### Required work
The answer must be an exact reproduction of all the entries.

(Entries taken from a collection)
————

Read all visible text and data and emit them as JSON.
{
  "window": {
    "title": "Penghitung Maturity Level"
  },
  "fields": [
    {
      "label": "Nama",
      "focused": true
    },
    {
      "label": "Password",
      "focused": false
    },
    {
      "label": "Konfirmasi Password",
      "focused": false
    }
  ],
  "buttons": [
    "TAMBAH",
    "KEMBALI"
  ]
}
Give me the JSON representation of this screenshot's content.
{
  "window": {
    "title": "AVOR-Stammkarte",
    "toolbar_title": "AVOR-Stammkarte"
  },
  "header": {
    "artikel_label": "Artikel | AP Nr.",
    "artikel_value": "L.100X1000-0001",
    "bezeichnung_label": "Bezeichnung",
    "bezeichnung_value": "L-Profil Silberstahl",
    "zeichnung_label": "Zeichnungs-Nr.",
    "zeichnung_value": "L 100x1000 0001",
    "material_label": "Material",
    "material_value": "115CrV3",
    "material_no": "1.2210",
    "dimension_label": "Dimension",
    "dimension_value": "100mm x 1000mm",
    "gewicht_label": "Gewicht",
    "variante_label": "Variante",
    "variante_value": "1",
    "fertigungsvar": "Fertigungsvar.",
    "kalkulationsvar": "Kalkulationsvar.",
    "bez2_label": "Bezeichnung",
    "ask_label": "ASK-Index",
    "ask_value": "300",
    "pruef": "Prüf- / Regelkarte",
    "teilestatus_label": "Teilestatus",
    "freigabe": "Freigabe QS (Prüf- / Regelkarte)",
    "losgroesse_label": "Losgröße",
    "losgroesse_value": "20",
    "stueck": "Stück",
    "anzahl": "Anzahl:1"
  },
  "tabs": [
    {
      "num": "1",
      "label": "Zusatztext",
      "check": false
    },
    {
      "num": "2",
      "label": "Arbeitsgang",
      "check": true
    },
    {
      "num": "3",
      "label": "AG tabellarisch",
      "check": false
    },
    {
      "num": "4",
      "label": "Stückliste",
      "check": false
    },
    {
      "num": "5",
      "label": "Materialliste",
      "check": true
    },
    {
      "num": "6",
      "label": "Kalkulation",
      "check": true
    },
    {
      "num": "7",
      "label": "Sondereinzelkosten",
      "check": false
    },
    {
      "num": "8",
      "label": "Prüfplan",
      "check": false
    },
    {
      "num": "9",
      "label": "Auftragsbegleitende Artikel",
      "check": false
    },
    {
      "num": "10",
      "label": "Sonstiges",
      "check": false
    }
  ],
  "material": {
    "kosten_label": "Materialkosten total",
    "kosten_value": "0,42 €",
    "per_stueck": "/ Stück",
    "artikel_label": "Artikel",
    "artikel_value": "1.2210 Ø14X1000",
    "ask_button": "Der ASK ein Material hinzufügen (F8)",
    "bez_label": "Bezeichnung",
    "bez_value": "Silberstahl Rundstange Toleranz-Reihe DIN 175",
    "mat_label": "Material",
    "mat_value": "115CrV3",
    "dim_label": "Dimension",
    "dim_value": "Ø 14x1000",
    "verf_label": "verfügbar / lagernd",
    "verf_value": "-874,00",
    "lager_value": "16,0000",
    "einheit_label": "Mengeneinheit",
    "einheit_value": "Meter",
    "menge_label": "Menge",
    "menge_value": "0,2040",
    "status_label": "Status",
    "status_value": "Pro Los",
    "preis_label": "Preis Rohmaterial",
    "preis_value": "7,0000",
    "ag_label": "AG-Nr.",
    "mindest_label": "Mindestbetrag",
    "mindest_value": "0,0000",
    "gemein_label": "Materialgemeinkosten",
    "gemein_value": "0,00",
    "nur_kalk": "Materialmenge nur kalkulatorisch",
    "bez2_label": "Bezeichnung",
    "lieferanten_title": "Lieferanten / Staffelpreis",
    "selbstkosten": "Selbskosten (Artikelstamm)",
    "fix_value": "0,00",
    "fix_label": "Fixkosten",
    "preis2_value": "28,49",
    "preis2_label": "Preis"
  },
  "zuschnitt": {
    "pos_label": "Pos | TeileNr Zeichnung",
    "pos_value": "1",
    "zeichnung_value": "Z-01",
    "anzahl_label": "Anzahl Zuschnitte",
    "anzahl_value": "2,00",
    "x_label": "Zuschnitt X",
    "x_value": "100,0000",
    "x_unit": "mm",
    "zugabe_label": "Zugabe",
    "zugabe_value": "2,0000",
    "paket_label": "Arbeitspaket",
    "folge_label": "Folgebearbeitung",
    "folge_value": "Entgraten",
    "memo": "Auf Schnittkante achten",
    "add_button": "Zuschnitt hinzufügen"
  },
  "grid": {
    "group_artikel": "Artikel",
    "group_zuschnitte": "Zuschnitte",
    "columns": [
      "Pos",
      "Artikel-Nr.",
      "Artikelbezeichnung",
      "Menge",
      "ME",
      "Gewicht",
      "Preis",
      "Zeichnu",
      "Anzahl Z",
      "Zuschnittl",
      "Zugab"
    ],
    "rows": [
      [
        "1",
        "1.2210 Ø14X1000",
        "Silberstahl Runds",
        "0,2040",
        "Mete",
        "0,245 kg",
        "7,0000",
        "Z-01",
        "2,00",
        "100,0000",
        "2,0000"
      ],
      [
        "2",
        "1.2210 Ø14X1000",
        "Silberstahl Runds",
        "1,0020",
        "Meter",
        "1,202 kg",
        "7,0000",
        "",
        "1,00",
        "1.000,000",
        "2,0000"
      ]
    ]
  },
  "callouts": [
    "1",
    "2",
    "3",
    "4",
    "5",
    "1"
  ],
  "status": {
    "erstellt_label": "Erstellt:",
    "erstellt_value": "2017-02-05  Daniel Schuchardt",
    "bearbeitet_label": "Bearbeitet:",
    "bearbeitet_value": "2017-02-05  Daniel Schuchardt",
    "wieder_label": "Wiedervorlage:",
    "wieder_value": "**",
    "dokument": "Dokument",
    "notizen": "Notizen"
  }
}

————

### Solution
Read all visible text and data and emit them as JSON.
{
  "window": {
    "title": "Penghitung Maturity Level"
  },
  "fields": [
    {
      "label": "Nama",
      "focused": true
    },
    {
      "label": "Password",
      "focused": false
    },
    {
      "label": "Konfirmasi Password",
      "focused": false
    }
  ],
  "buttons": [
    "TAMBAH",
    "KEMBALI"
  ]
}
Give me the JSON representation of this screenshot's content.
{
  "window": {
    "title": "AVOR-Stammkarte",
    "toolbar_title": "AVOR-Stammkarte"
  },
  "header": {
    "artikel_label": "Artikel | AP Nr.",
    "artikel_value": "L.100X1000-0001",
    "bezeichnung_label": "Bezeichnung",
    "bezeichnung_value": "L-Profil Silberstahl",
    "zeichnung_label": "Zeichnungs-Nr.",
    "zeichnung_value": "L 100x1000 0001",
    "material_label": "Material",
    "material_value": "115CrV3",
    "material_no": "1.2210",
    "dimension_label": "Dimension",
    "dimension_value": "100mm x 1000mm",
    "gewicht_label": "Gewicht",
    "variante_label": "Variante",
    "variante_value": "1",
    "fertigungsvar": "Fertigungsvar.",
    "kalkulationsvar": "Kalkulationsvar.",
    "bez2_label": "Bezeichnung",
    "ask_label": "ASK-Index",
    "ask_value": "300",
    "pruef": "Prüf- / Regelkarte",
    "teilestatus_label": "Teilestatus",
    "freigabe": "Freigabe QS (Prüf- / Regelkarte)",
    "losgroesse_label": "Losgröße",
    "losgroesse_value": "20",
    "stueck": "Stück",
    "anzahl": "Anzahl:1"
  },
  "tabs": [
    {
      "num": "1",
      "label": "Zusatztext",
      "check": false
    },
    {
      "num": "2",
      "label": "Arbeitsgang",
      "check": true
    },
    {
      "num": "3",
      "label": "AG tabellarisch",
      "check": false
    },
    {
      "num": "4",
      "label": "Stückliste",
      "check": false
    },
    {
      "num": "5",
      "label": "Materialliste",
      "check": true
    },
    {
      "num": "6",
      "label": "Kalkulation",
      "check": true
    },
    {
      "num": "7",
      "label": "Sondereinzelkosten",
      "check": false
    },
    {
      "num": "8",
      "label": "Prüfplan",
      "check": false
    },
    {
      "num": "9",
      "label": "Auftragsbegleitende Artikel",
      "check": false
    },
    {
      "num": "10",
      "label": "Sonstiges",
      "check": false
    }
  ],
  "material": {
    "kosten_label": "Materialkosten total",
    "kosten_value": "0,42 €",
    "per_stueck": "/ Stück",
    "artikel_label": "Artikel",
    "artikel_value": "1.2210 Ø14X1000",
    "ask_button": "Der ASK ein Material hinzufügen (F8)",
    "bez_label": "Bezeichnung",
    "bez_value": "Silberstahl Rundstange Toleranz-Reihe DIN 175",
    "mat_label": "Material",
    "mat_value": "115CrV3",
    "dim_label": "Dimension",
    "dim_value": "Ø 14x1000",
    "verf_label": "verfügbar / lagernd",
    "verf_value": "-874,00",
    "lager_value": "16,0000",
    "einheit_label": "Mengeneinheit",
    "einheit_value": "Meter",
    "menge_label": "Menge",
    "menge_value": "0,2040",
    "status_label": "Status",
    "status_value": "Pro Los",
    "preis_label": "Preis Rohmaterial",
    "preis_value": "7,0000",
    "ag_label": "AG-Nr.",
    "mindest_label": "Mindestbetrag",
    "mindest_value": "0,0000",
    "gemein_label": "Materialgemeinkosten",
    "gemein_value": "0,00",
    "nur_kalk": "Materialmenge nur kalkulatorisch",
    "bez2_label": "Bezeichnung",
    "lieferanten_title": "Lieferanten / Staffelpreis",
    "selbstkosten": "Selbskosten (Artikelstamm)",
    "fix_value": "0,00",
    "fix_label": "Fixkosten",
    "preis2_value": "28,49",
    "preis2_label": "Preis"
  },
  "zuschnitt": {
    "pos_label": "Pos | TeileNr Zeichnung",
    "pos_value": "1",
    "zeichnung_value": "Z-01",
    "anzahl_label": "Anzahl Zuschnitte",
    "anzahl_value": "2,00",
    "x_label": "Zuschnitt X",
    "x_value": "100,0000",
    "x_unit": "mm",
    "zugabe_label": "Zugabe",
    "zugabe_value": "2,0000",
    "paket_label": "Arbeitspaket",
    "folge_label": "Folgebearbeitung",
    "folge_value": "Entgraten",
    "memo": "Auf Schnittkante achten",
    "add_button": "Zuschnitt hinzufügen"
  },
  "grid": {
    "group_artikel": "Artikel",
    "group_zuschnitte": "Zuschnitte",
    "columns": [
      "Pos",
      "Artikel-Nr.",
      "Artikelbezeichnung",
      "Menge",
      "ME",
      "Gewicht",
      "Preis",
      "Zeichnu",
      "Anzahl Z",
      "Zuschnittl",
      "Zugab"
    ],
    "rows": [
      [
        "1",
        "1.2210 Ø14X1000",
        "Silberstahl Runds",
        "0,2040",
        "Mete",
        "0,245 kg",
        "7,0000",
        "Z-01",
        "2,00",
        "100,0000",
        "2,0000"
      ],
      [
        "2",
        "1.2210 Ø14X1000",
        "Silberstahl Runds",
        "1,0020",
        "Meter",
        "1,202 kg",
        "7,0000",
        "",
        "1,00",
        "1.000,000",
        "2,0000"
      ]
    ]
  },
  "callouts": [
    "1",
    "2",
    "3",
    "4",
    "5",
    "1"
  ],
  "status": {
    "erstellt_label": "Erstellt:",
    "erstellt_value": "2017-02-05  Daniel Schuchardt",
    "bearbeitet_label": "Bearbeitet:",
    "bearbeitet_value": "2017-02-05  Daniel Schuchardt",
    "wieder_label": "Wiedervorlage:",
    "wieder_value": "**",
    "dokument": "Dokument",
    "notizen": "Notizen"
  }
}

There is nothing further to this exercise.